There were other early influ­ences like Early Modern Notes and Respectful Insolence. It’s an ongo­ing pro­ject so other blogs come and go which have an effect, like Northstate Science. There’s also plenty of oth­ers. If you’d said in 2004 that other major influ­ences would include a blog on the Levant or another on Military History I’d have thought you were mad. I have a par­tic­u­lar pit of loath­ing for tele­vi­sion pro­grammes about the American Civil War. Yet in all these cases the writ­ing by blog­gers has shown me how wrong my super­fi­cial impres­sions about these vari­ous fields are. My use of images reflects Aydin Örstan’s work on Snail’s Tales. I don’t have his skill, so I work round that. This web­log doesn’t exist solely because of PZ Myers, but it is part of a diverse eco­sys­tem. I’m happy it’s that way. I’d hate to be writ­ing Pharyngula II, but this site would be a dif­fer­ent place if Pharyngula didn’t exist. So would many oth­ers like the Digital Cuttlefish, which is another site I’d highly recom­mend if you’re inter­ested in writing.

In turn I’m told this web­log has influ­enced oth­ers. Like any good eco­sys­tem there’s a series of inter­ac­tions in food web, and some parts are subtly con­nec­ted to oth­ers in ways that are not obvi­ous. That doesn’t mean that because my web­log exists Pharyngula is a Good Thing. I know someone two three+ people who deeply dis­like this web­log. However, it does mean that simplistic state­ments about social effects are opin­ions rather than being remotely close to facts. It becomes even more dif­fi­cult to say if you con­sider the pub­lic as a diverse group in their own right who may respond to the same mes­sage in dif­fer­ent ways.
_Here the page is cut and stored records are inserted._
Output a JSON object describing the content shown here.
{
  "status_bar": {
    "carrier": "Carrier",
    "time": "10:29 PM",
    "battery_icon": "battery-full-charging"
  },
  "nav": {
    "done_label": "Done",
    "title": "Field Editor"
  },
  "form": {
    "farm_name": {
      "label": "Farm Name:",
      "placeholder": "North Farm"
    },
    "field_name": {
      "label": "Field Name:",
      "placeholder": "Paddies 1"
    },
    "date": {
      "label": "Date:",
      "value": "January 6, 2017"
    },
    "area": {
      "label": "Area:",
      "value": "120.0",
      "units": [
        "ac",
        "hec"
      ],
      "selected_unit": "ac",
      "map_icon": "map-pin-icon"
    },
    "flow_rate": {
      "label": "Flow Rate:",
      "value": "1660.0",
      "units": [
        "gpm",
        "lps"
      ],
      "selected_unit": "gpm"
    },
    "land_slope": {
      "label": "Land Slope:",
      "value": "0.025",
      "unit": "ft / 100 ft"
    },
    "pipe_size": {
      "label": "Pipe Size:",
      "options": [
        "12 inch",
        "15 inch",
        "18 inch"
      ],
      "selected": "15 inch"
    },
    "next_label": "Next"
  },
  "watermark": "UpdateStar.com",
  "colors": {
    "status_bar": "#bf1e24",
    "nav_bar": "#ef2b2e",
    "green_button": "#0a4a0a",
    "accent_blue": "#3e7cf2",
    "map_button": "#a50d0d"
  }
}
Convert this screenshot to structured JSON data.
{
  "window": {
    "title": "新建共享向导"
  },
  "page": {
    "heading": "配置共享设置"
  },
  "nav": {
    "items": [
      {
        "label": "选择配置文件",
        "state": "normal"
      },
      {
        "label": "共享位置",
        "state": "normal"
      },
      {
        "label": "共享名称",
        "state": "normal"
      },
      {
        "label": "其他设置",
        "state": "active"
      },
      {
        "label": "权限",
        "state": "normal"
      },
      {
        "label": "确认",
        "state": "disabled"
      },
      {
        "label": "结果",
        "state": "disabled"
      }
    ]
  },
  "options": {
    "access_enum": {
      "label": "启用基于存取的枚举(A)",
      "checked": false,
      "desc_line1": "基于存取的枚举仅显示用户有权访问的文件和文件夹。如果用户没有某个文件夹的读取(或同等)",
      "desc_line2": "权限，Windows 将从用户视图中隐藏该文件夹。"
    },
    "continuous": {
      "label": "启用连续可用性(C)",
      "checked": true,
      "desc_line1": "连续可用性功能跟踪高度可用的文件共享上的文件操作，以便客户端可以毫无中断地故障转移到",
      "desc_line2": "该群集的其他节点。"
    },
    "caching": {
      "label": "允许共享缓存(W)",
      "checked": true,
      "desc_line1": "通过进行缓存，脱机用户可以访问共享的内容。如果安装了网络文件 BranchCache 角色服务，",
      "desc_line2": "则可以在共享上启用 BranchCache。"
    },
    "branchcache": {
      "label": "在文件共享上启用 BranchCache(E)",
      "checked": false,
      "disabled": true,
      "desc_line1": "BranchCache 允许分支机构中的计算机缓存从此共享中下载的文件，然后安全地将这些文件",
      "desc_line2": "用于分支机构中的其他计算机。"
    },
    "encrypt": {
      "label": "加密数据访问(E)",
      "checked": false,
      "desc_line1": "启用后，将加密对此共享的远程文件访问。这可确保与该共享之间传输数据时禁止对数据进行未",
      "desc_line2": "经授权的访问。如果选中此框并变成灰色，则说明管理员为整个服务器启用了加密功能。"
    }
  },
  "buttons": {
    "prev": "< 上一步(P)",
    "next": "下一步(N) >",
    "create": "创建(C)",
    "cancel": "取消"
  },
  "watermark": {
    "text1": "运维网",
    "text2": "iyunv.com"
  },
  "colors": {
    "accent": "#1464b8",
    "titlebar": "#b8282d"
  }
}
I can say that PZ Myers one of many people who has caused my writ­ing to improve, It’s pos­sible that if he never exis­ted I’d still think it’s a won­der­ful life, but I’d need evid­ence for that rather than an assertion.

*If you want to read it it’s chapter 8. Visit Amazon​.com or .co​.uk and use the Look Inside fea­ture to search for Bruising their reli­gion. The res­ults, and use of the back and next but­tons will enable you to read most of it.

+I’m temp­ted to apply for mem­ber­ship of one of those tribes which doesn’t recog­nise any higher num­bers and just describes them as many.


When he's not tired, fixing his car or caught in train delays, Alun Salt works part-time for the Annals of Botany weblog. His PhD was in ancient science at the University of Leicester, but he doesn't know Richard III.

4 Responses

  1. sm says:

    Presumably your mother is not one of those three…

  2. AJ Cann says:

    I stopped read­ing PZ ages ago. he is a great writer, but I’m not inter­ested in reli­gion, so I stopped read­ing when he stopped writ­ing about science.

  3. AJ, PZ still writes about sci­ence — he is pretty good at tag­ging the posts, so you should be able to find them pretty easily

  4. ajcann says:

    But if I sub­scribe to his RSS feed, I am burdened with all the reli­gious crap. Easier to go elsewhere.